How could anti-Russia sanctions affect Azerbaijan?

The new Western sanctions imposed on Russia for launching a military special operation in Donbass have already affected the Russian economy, but their impact will inevitably spread to neighboring countries as well. Candidate of Economic Sciences, Associate Professor at the UNEC Department of International Economics Emin Garibli and economist Rovshan Ibragimov told Vestnik Kavkaza about how anti-Russian sanctions may affect Azerbaijan. 

In the first place, Emin Garibli pointed out the challenges linked due to the depreciation of the ruble rate against the dollar. "Russia is Azerbaijan's main trading partner. Russia has been Azerbaijan's top export market for many years, and as far as imports are concerned, Azerbaijan, as a strategic ally of the Russian Federation, will have no problems. However, there can be difficulties in terms of exports to Russia: as a result of devaluation of the ruble, our exporters (we supply primarily agricultural products to Russia) will either have to increase prices in rubles, losing competitiveness, or maintain prices in rubles, losing profitability. In this situation, our companies will diversify markets," he noted .

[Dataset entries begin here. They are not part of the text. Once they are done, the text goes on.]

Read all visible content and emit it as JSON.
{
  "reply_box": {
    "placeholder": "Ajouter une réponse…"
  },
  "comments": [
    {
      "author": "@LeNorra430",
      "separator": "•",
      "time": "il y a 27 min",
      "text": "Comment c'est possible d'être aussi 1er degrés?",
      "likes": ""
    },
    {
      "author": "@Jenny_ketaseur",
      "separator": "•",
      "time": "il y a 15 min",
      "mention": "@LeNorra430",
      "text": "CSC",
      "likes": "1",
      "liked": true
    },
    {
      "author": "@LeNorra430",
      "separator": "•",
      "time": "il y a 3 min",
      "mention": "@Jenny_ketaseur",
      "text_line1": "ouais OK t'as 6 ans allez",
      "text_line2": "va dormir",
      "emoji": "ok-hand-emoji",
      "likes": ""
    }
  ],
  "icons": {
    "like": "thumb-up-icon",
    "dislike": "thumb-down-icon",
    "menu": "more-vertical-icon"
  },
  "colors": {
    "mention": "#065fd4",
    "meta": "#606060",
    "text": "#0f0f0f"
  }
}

Another challenge is the decline in remittances. "We know that more than a million people of Azerbaijani and Russian citizens living in Russia transfer money to Azerbaijan. The social level of the population will decline, as a result, these people will transfer less money to the republic. It should be noted that the share of transfers from Russia to Azerbaijan is now much lower than in the 90s, so there will not be a big impact on the local economy," Emin Garibli assured.

 The economist stressed that new restrictions create new opportunities. "These problems create conditions for regional countries to improve bilateral and multilateral relations, introduce preferences and increase cooperation. I believe that the need to create value chains in our region has been on the agenda for quite a long time, that is, sanctions will in fact push the development of regional cooperation, including Russian-Azerbaijani cooperation," he said.

Allied relations will allow Azerbaijan to promptly resolve issues with Russian imports. "State structures will conduct monitoring to ensure that our food security is not threatened. If we cooperate more actively with Russia, this will lead to an influx of investments in our region," Emin Garibli concluded.

 Rovshan Ibragimov named another challenge related to the work of Azerbaijani citizens in Russia. "Officially, 650,000 Azerbaijani citizens work in different Russian cities. Many of them may lose their jobs. Not to mention the fact that money transfers from Russia to Azerbaijan will decrease. People will be forced to return to the republic, since they will no longer be able to earn money in Russia," he said.

At the same time, even taking into account the decline of the ruble against the dollar, exports of goods from Azerbaijan to Russia may increase. "Russia's imports are now sharply limited, so it can start buying more products in Azerbaijan. Azerbaijan is one of the states that has not joined the anti-Russian sanctions. Therefore, sanctions may also have the opposite effect for Russian partners and allies. This also applies to Azerbaijan and other countries of the former Soviet Union, which maintain the previous level of cooperation," Rovshan Ibragimov noted.

 It will also be possible to compensate for possible economic losses by increasing profits from oil and gas exports. "Due to this additional income, Azerbaijan will be able to provide unemployment benefits to citizens who lost their jobs in Russia and returned home. The Azerbaijani budget is based on the oil price of $50 per barrel, the price of a barrel of Azeri Light crude oil exceeds $130. So the extra money could be spend on social security and benefits," the economist concluded.